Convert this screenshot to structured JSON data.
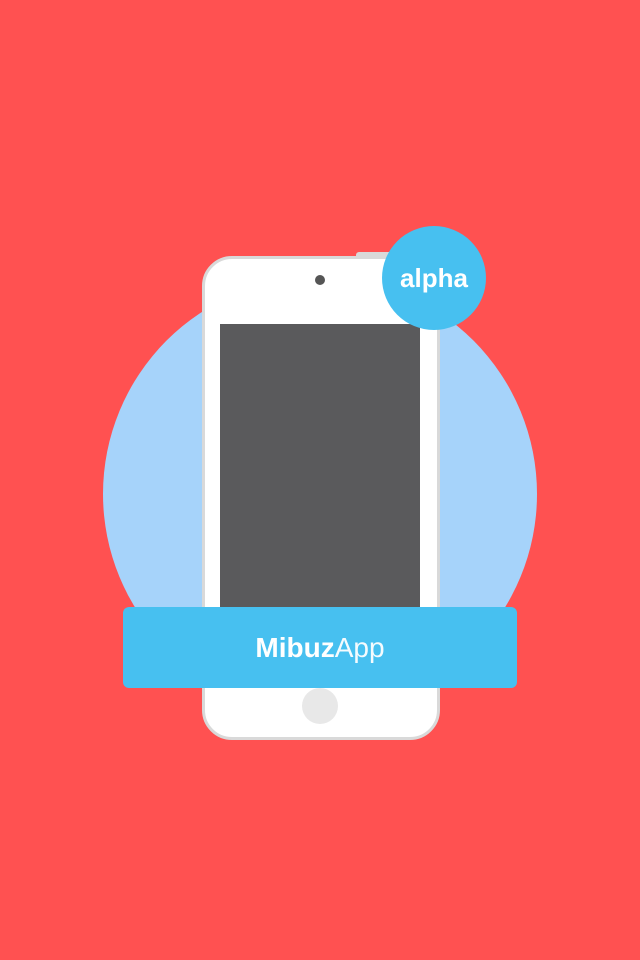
{
  "splash": {
    "badge_label": "alpha",
    "brand_name_bold": "Mibuz",
    "brand_name_light": "App"
  },
  "colors": {
    "background": "#ff5151",
    "circle": "#a6d3fa",
    "accent": "#47c0f0",
    "screen": "#5a5a5c",
    "phone_body": "#ffffff",
    "phone_border": "#d9d9d9"
  },
  "icons": {
    "device": "smartphone-illustration"
  }
}
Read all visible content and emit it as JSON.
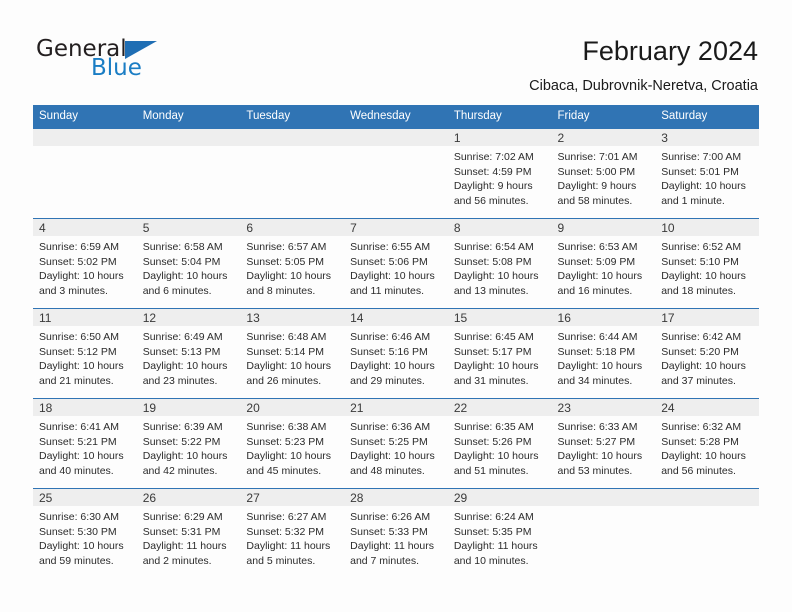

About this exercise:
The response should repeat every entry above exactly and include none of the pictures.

Your solution:
Convert this screenshot to structured JSON data.
{
  "splash": {
    "badge_label": "alpha",
    "brand_name_bold": "Mibuz",
    "brand_name_light": "App"
  },
  "colors": {
    "background": "#ff5151",
    "circle": "#a6d3fa",
    "accent": "#47c0f0",
    "screen": "#5a5a5c",
    "phone_body": "#ffffff",
    "phone_border": "#d9d9d9"
  },
  "icons": {
    "device": "smartphone-illustration"
  }
}
Read all visible content and emit it as JSON.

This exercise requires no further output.